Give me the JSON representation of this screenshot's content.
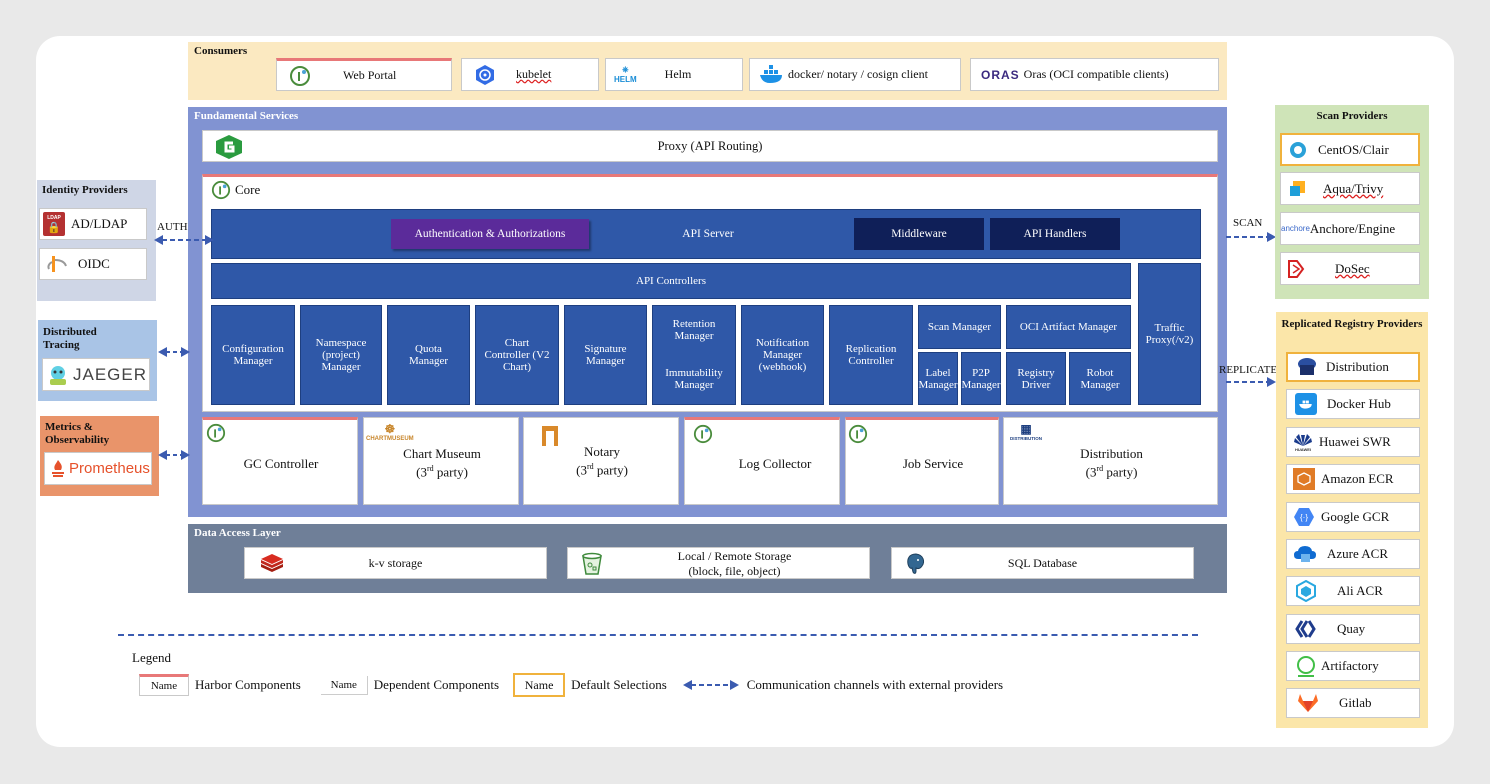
{
  "consumers": {
    "title": "Consumers",
    "items": [
      "Web Portal",
      "kubelet",
      "Helm",
      "docker/ notary / cosign client",
      "Oras (OCI compatible clients)"
    ],
    "helm_logo_text": "HELM",
    "oras_logo_text": "ORAS"
  },
  "fundamental": {
    "title": "Fundamental Services",
    "proxy": "Proxy (API Routing)",
    "core": "Core",
    "authn": "Authentication & Authorizations",
    "api_server": "API Server",
    "middleware": "Middleware",
    "api_handlers": "API Handlers",
    "api_controllers": "API Controllers",
    "traffic_proxy": "Traffic Proxy(/v2)",
    "managers": {
      "config": "Configuration Manager",
      "namespace": "Namespace (project) Manager",
      "quota": "Quota Manager",
      "chart": "Chart Controller (V2 Chart)",
      "signature": "Signature Manager",
      "retention": "Retention Manager",
      "immutability": "Immutability Manager",
      "notification": "Notification Manager (webhook)",
      "replication": "Replication Controller",
      "scan": "Scan Manager",
      "label": "Label Manager",
      "p2p": "P2P Manager",
      "oci": "OCI Artifact Manager",
      "registry_driver": "Registry Driver",
      "robot": "Robot Manager"
    },
    "services": {
      "gc": "GC Controller",
      "chartmuseum": "Chart Museum",
      "chartmuseum_logo": "CHARTMUSEUM",
      "notary": "Notary",
      "log": "Log Collector",
      "job": "Job Service",
      "distribution": "Distribution",
      "distribution_logo": "DISTRIBUTION",
      "third": "3",
      "third_sup": "rd",
      "third_rest": " party)",
      "paren": "("
    }
  },
  "data_access": {
    "title": "Data Access Layer",
    "kv": "k-v storage",
    "storage_line1": "Local / Remote Storage",
    "storage_line2": "(block, file, object)",
    "sql": "SQL Database"
  },
  "identity": {
    "title": "Identity Providers",
    "items": [
      "AD/LDAP",
      "OIDC"
    ],
    "ldap_logo": "LDAP",
    "channel": "AUTH"
  },
  "tracing": {
    "title": "Distributed Tracing",
    "name": "JAEGER"
  },
  "metrics": {
    "title": "Metrics & Observability",
    "name": "Prometheus"
  },
  "scan": {
    "title": "Scan Providers",
    "channel": "SCAN",
    "items": [
      "CentOS/Clair",
      "Aqua/Trivy",
      "Anchore/Engine",
      "DoSec"
    ],
    "anchore_logo": "anchore"
  },
  "replicated": {
    "title": "Replicated Registry Providers",
    "channel": "REPLICATE",
    "items": [
      "Distribution",
      "Docker Hub",
      "Huawei SWR",
      "Amazon ECR",
      "Google GCR",
      "Azure ACR",
      "Ali ACR",
      "Quay",
      "Artifactory",
      "Gitlab"
    ],
    "huawei_logo": "HUAWEI"
  },
  "legend": {
    "title": "Legend",
    "sample": "Name",
    "harbor": "Harbor Components",
    "dependent": "Dependent Components",
    "default": "Default Selections",
    "channel": "Communication channels with external providers"
  },
  "colors": {
    "consumers_bg": "#fbe9c1",
    "fundamental_bg": "#8193d2",
    "core_blue": "#2f58a8",
    "navy": "#0f1f58",
    "purple": "#5b2b9a",
    "data_layer_bg": "#6f7f98",
    "identity_bg": "#cfd6e6",
    "tracing_bg": "#a9c4e6",
    "metrics_bg": "#e9946a",
    "scan_bg": "#cfe4b8",
    "replicated_bg": "#fbe6a9",
    "harbor_red": "#e87878",
    "default_yellow": "#f0b23c"
  }
}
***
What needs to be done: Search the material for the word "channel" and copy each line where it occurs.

Output for this task:
    "channel": "AUTH"
    "channel": "SCAN",
    "channel": "REPLICATE",
    "channel": "Communication channels with external providers"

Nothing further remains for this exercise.